The Strange Saga of the JFK Assassination Car

You may have assumed that the Presidential limosine that carried President Kennedy through Dallas on November 22, 1963 was taken out of service after the assassination... But that would be incorrect. Four more presidents used it afterwards. The photo above is from LBJ's term. (Photo source: Flickr user That Hartford Guy via Creative Commons license.)

On Oct. 5, 1964, President Lyndon B. Johnson joined a visiting head of state, Philippines President Diosdad Macapagal, in a 25-minute noontime parade through downtown Washington. In the annals of Presidential events, it was unremarkable, save for one odd and unsettling detail. LBJ and Macapagal rode thorugh the capital's streets in the same customized black 1961 Lincoln limousine in which, not quite a year before, President John F. Kennedy had been killed by a sniper as he rolled in a motorcade through the streets of Dallas. 

Happy Emancipation Day, DC!

We all learned in history class that Abraham Lincoln freed slaves in Confederate states by issuing the Emancipation Proclamation in September 1862. But did you know that until April 16, 1862, slavery was still legal and widely practiced in Washington, DC? Today DC celebrates Emancipation Day, marking the passage of the District of Columbia Compensated Emancipation Act that legally freed all slaves owned in DC.

Little Known Victims of the Lincoln Assassination

Currier and Ives, The Assassination of Lincoln at Ford's Theater, April 14, 1865. (Photo Source: Wikipedia)

If you’re up on your Academy Awards news, then you know that people are loco for Lincoln. This historical drama is nominated for twelve out of seventeen applicable awards: Best Picture, Leading Actor, Supporting Actress, Supporting Actor, Writing - Adapted Screenplay, Costume Design, Directing, Cinematography, Film Editing, Music – Original Score, Production Design, and Sound Mixing. Basically, if you haven’t seen it yet, Hollywood really thinks you should.

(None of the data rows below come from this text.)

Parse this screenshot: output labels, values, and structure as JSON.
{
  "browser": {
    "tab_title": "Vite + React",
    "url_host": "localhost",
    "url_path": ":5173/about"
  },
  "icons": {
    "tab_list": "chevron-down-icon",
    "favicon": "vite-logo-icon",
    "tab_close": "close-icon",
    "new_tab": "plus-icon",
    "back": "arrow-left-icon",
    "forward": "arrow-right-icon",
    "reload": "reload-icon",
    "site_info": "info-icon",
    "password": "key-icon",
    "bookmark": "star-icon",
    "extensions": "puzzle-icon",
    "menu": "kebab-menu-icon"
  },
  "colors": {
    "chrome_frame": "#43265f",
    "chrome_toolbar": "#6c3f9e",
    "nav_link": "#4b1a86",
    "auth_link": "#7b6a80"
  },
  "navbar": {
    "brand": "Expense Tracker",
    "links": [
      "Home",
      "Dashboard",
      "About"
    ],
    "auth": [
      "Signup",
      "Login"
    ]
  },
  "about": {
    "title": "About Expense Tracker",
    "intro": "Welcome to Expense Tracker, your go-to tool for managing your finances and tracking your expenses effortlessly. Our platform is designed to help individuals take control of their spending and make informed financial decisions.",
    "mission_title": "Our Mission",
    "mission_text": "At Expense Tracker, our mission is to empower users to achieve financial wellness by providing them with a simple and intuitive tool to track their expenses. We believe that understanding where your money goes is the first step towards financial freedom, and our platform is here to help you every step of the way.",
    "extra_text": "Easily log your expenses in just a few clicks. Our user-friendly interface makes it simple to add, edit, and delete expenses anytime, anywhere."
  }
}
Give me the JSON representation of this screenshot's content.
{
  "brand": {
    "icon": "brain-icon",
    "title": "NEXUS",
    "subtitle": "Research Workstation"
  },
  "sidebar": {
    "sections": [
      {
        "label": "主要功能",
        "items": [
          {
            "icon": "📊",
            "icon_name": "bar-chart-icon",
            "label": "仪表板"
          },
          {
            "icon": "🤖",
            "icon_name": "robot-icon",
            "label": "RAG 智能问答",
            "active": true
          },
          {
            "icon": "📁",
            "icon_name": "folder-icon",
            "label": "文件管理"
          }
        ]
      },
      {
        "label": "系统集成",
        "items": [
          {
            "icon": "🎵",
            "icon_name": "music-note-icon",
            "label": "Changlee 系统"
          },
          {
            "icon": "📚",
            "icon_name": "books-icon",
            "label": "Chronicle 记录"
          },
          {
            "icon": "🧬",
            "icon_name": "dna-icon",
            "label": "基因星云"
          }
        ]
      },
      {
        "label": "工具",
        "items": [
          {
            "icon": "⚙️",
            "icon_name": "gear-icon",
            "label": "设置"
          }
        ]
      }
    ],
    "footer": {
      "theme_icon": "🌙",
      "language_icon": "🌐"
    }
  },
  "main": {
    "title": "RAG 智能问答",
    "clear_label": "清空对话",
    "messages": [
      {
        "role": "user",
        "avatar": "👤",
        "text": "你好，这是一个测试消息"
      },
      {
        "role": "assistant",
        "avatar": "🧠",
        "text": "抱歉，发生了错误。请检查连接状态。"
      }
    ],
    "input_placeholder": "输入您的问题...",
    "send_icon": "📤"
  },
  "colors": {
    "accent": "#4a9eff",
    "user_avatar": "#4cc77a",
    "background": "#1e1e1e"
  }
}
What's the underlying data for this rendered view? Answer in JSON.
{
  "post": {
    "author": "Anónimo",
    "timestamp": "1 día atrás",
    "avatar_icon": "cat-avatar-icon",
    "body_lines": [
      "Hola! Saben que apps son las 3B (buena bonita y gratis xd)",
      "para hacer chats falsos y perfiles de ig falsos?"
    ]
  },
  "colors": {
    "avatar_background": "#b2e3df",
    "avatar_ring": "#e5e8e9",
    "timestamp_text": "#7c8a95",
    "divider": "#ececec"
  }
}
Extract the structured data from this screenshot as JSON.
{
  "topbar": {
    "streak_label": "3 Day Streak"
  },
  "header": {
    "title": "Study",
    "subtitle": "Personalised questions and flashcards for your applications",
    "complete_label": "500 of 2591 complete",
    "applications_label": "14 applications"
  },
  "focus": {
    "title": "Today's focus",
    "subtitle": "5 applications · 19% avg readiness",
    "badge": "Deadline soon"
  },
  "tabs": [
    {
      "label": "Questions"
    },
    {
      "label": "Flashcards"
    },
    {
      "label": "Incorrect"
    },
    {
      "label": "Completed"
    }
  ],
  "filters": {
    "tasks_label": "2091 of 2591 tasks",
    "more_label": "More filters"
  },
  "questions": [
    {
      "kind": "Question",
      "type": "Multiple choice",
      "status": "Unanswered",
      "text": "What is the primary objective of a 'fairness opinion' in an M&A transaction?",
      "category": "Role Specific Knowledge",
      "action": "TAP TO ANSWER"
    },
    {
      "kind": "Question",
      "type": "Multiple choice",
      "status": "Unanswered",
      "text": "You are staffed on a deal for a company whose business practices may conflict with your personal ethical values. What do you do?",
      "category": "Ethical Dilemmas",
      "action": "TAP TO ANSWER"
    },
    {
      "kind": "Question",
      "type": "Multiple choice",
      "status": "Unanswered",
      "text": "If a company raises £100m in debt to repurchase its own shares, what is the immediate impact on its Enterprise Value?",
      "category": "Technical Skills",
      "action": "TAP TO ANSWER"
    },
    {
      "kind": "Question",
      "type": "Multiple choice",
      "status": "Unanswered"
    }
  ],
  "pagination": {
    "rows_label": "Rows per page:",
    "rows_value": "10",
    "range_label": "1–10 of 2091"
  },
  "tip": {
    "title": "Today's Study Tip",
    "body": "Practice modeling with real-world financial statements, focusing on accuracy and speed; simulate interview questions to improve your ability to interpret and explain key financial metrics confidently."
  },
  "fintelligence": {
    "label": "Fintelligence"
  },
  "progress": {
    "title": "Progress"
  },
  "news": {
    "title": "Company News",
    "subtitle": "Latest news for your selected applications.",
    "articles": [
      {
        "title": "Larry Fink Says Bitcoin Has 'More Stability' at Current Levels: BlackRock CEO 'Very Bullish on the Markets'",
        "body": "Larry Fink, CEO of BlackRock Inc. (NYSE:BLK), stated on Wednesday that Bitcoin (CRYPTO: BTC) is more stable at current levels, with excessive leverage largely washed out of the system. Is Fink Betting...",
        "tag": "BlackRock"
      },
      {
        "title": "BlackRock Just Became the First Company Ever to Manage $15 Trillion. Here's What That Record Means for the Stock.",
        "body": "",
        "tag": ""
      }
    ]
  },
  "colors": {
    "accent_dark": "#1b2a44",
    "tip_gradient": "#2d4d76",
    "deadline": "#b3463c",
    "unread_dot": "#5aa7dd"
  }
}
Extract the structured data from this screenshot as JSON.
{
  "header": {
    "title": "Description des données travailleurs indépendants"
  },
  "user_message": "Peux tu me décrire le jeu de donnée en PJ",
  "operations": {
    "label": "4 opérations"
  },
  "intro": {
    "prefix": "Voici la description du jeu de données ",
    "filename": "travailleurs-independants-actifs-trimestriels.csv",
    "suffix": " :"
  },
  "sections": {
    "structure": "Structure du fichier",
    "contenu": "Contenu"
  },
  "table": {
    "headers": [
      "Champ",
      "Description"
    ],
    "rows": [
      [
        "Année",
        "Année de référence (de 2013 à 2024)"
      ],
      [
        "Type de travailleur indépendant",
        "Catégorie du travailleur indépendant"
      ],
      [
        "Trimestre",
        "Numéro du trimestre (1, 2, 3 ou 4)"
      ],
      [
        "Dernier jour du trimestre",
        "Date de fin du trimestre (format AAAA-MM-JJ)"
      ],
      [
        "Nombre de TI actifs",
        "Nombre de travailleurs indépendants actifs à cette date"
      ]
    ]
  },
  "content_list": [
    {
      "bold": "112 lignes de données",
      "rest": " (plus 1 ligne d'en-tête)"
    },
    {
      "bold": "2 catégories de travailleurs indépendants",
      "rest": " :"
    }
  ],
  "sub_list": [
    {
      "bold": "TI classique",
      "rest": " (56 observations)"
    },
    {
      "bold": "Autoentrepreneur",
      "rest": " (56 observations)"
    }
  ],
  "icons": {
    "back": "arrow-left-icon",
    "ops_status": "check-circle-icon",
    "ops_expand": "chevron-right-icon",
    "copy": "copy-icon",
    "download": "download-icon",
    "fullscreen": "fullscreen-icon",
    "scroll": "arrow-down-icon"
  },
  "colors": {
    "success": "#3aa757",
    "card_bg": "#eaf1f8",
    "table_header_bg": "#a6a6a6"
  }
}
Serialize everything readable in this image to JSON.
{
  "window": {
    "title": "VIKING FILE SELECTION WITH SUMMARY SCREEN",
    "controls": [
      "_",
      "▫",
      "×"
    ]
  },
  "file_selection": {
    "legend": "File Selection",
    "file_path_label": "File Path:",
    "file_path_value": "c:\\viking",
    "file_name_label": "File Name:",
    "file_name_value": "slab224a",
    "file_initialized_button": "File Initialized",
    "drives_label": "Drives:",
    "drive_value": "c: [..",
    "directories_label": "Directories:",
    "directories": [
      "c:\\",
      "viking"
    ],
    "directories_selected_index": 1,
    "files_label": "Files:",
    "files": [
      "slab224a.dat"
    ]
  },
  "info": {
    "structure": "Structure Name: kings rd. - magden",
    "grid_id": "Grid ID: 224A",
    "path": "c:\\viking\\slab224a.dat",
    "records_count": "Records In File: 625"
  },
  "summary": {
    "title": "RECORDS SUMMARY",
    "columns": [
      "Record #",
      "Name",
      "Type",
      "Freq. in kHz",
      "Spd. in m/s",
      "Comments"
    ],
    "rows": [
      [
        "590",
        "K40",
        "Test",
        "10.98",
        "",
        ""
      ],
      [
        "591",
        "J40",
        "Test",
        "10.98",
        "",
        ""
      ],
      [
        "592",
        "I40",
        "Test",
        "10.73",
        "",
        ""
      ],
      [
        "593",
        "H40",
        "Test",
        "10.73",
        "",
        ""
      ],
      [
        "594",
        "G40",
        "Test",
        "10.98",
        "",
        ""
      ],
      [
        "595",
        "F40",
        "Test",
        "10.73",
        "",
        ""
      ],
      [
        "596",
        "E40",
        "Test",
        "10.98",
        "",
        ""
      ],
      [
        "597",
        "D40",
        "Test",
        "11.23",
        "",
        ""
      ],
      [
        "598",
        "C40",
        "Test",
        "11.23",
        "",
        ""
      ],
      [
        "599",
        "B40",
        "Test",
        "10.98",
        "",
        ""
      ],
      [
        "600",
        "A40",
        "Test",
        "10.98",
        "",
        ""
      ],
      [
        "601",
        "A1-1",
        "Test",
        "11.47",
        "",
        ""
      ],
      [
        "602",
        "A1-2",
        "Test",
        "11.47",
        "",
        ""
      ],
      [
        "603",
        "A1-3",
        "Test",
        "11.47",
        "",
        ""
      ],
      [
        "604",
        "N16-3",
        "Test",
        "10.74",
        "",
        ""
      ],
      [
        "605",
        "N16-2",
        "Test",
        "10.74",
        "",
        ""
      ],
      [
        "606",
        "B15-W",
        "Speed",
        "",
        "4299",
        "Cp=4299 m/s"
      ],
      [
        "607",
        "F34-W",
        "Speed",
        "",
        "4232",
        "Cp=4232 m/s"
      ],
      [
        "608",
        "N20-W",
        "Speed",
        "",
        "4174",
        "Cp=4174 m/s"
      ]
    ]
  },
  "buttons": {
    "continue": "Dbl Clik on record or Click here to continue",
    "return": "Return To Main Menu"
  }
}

But great movies can sometimes leave stuff out, and that’s where we step in. Here’s a story of some of the other folks affected by the conspirators of the Lincoln assassination plot.